Six unidentified current and former students from a Great Neck, New York high school were arrested Tuesday and now face misdemeanor charges on allegations they paid a college student to impersonate them, take the SAT college-entrance exam and deliver high scores.

Also arrested was Sam Eshaghoff, 19, who attends Emory University and was allegedly given thousands of dollars to take the test for each student between November 2009 and January 2011. He faces four years in prison on charges of a first-degree scheme to defraud, first-degree falsifying business records and second-degree criminal impersonation. He pleaded not guilty during his arraignment.

“These are serious allegations,” said Nassau County District Attorney Kathleen Rice. “There’s no level playing field when students are paying someone they know will get them a premier score when other kids are doing it the fair way and the honest way … They could possibly have taken a seat away from a kid who wasn’t cheating.”

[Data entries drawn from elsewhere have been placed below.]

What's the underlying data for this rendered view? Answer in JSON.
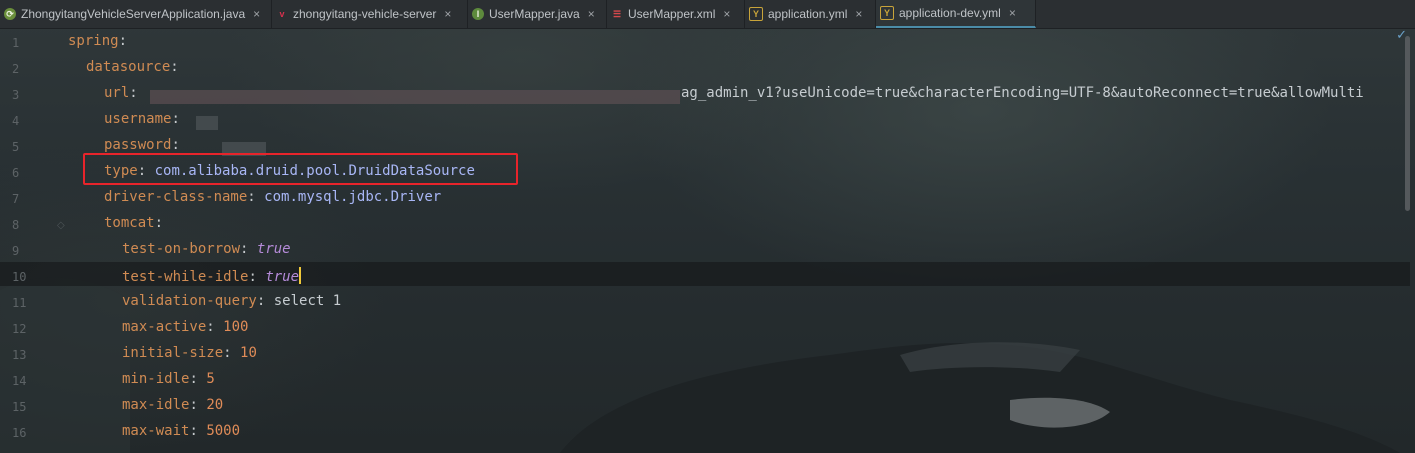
{
  "tabs": [
    {
      "label": "ZhongyitangVehicleServerApplication.java",
      "icon": "spring-app-icon",
      "closable": true
    },
    {
      "label": "zhongyitang-vehicle-server",
      "icon": "maven-module-icon",
      "closable": true
    },
    {
      "label": "UserMapper.java",
      "icon": "interface-icon",
      "closable": true
    },
    {
      "label": "UserMapper.xml",
      "icon": "xml-file-icon",
      "closable": true
    },
    {
      "label": "application.yml",
      "icon": "yaml-file-icon",
      "closable": true
    },
    {
      "label": "application-dev.yml",
      "icon": "yaml-file-icon",
      "closable": true,
      "active": true
    }
  ],
  "close_glyph": "×",
  "editor": {
    "line_numbers": [
      "1",
      "2",
      "3",
      "4",
      "5",
      "6",
      "7",
      "8",
      "9",
      "10",
      "11",
      "12",
      "13",
      "14",
      "15",
      "16"
    ],
    "spring": "spring",
    "datasource": "datasource",
    "url_key": "url",
    "url_tail": "ag_admin_v1?useUnicode=true&characterEncoding=UTF-8&autoReconnect=true&allowMulti",
    "username_key": "username",
    "password_key": "password",
    "type_key": "type",
    "type_value": "com.alibaba.druid.pool.DruidDataSource",
    "driver_key": "driver-class-name",
    "driver_value": "com.mysql.jdbc.Driver",
    "tomcat": "tomcat",
    "test_on_borrow_key": "test-on-borrow",
    "test_on_borrow_value": "true",
    "test_while_idle_key": "test-while-idle",
    "test_while_idle_value": "true",
    "validation_query_key": "validation-query",
    "validation_query_value": "select 1",
    "max_active_key": "max-active",
    "max_active_value": "100",
    "initial_size_key": "initial-size",
    "initial_size_value": "10",
    "min_idle_key": "min-idle",
    "min_idle_value": "5",
    "max_idle_key": "max-idle",
    "max_idle_value": "20",
    "max_wait_key": "max-wait",
    "max_wait_value": "5000",
    "colon": ":"
  },
  "colors": {
    "highlight_box": "#e8242b",
    "active_tab_underline": "#4b8ca8",
    "caret": "#f0c93a"
  }
}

Prosecutors discovered the scheme after noticing the students’ academic performance likely didn’t merit their high SAT scores. The handwriting on all six tests was matched to Eshaghoff’s.